Segment Start: Data listing

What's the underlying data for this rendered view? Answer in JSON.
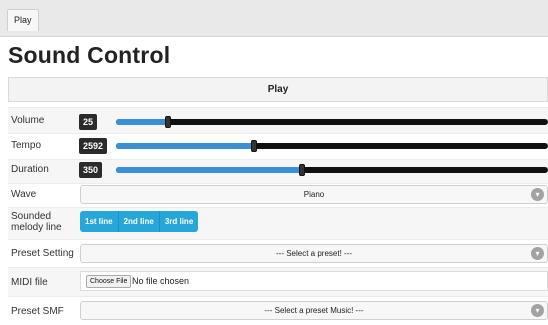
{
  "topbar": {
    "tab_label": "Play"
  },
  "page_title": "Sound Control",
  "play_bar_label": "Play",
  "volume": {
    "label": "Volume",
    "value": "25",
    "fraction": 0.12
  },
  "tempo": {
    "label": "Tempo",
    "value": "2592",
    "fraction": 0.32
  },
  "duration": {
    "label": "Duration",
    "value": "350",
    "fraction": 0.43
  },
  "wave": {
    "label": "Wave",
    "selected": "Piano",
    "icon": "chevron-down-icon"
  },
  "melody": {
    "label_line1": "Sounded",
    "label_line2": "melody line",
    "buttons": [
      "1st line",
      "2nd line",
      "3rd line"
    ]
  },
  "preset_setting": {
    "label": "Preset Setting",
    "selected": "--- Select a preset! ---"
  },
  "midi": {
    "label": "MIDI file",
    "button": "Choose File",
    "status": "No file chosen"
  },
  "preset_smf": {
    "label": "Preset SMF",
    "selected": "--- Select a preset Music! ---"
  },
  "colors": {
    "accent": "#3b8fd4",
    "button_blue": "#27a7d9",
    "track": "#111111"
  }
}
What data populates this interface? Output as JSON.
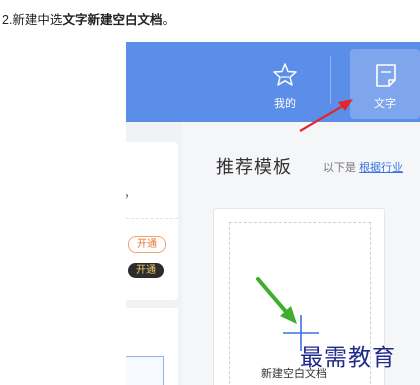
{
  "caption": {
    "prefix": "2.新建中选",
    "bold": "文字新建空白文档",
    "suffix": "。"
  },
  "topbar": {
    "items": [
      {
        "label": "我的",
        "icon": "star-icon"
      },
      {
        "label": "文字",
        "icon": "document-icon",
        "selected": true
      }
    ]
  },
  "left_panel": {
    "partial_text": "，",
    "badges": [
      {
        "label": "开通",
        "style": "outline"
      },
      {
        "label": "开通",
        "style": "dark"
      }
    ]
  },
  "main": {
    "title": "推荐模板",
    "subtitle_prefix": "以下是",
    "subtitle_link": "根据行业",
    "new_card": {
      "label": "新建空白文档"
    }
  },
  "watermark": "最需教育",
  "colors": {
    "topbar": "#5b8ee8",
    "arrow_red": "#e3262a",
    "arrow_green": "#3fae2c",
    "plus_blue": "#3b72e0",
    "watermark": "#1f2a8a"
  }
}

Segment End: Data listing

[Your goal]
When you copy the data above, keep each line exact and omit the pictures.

[Result for this task]
What's the underlying data for this rendered view? Answer in JSON.
{
  "topbar": {
    "tab_label": "Play"
  },
  "page_title": "Sound Control",
  "play_bar_label": "Play",
  "volume": {
    "label": "Volume",
    "value": "25",
    "fraction": 0.12
  },
  "tempo": {
    "label": "Tempo",
    "value": "2592",
    "fraction": 0.32
  },
  "duration": {
    "label": "Duration",
    "value": "350",
    "fraction": 0.43
  },
  "wave": {
    "label": "Wave",
    "selected": "Piano",
    "icon": "chevron-down-icon"
  },
  "melody": {
    "label_line1": "Sounded",
    "label_line2": "melody line",
    "buttons": [
      "1st line",
      "2nd line",
      "3rd line"
    ]
  },
  "preset_setting": {
    "label": "Preset Setting",
    "selected": "--- Select a preset! ---"
  },
  "midi": {
    "label": "MIDI file",
    "button": "Choose File",
    "status": "No file chosen"
  },
  "preset_smf": {
    "label": "Preset SMF",
    "selected": "--- Select a preset Music! ---"
  },
  "colors": {
    "accent": "#3b8fd4",
    "button_blue": "#27a7d9",
    "track": "#111111"
  }
}
What data populates this interface? Output as JSON.
{
  "caption": {
    "prefix": "2.新建中选",
    "bold": "文字新建空白文档",
    "suffix": "。"
  },
  "topbar": {
    "items": [
      {
        "label": "我的",
        "icon": "star-icon"
      },
      {
        "label": "文字",
        "icon": "document-icon",
        "selected": true
      }
    ]
  },
  "left_panel": {
    "partial_text": "，",
    "badges": [
      {
        "label": "开通",
        "style": "outline"
      },
      {
        "label": "开通",
        "style": "dark"
      }
    ]
  },
  "main": {
    "title": "推荐模板",
    "subtitle_prefix": "以下是",
    "subtitle_link": "根据行业",
    "new_card": {
      "label": "新建空白文档"
    }
  },
  "watermark": "最需教育",
  "colors": {
    "topbar": "#5b8ee8",
    "arrow_red": "#e3262a",
    "arrow_green": "#3fae2c",
    "plus_blue": "#3b72e0",
    "watermark": "#1f2a8a"
  }
}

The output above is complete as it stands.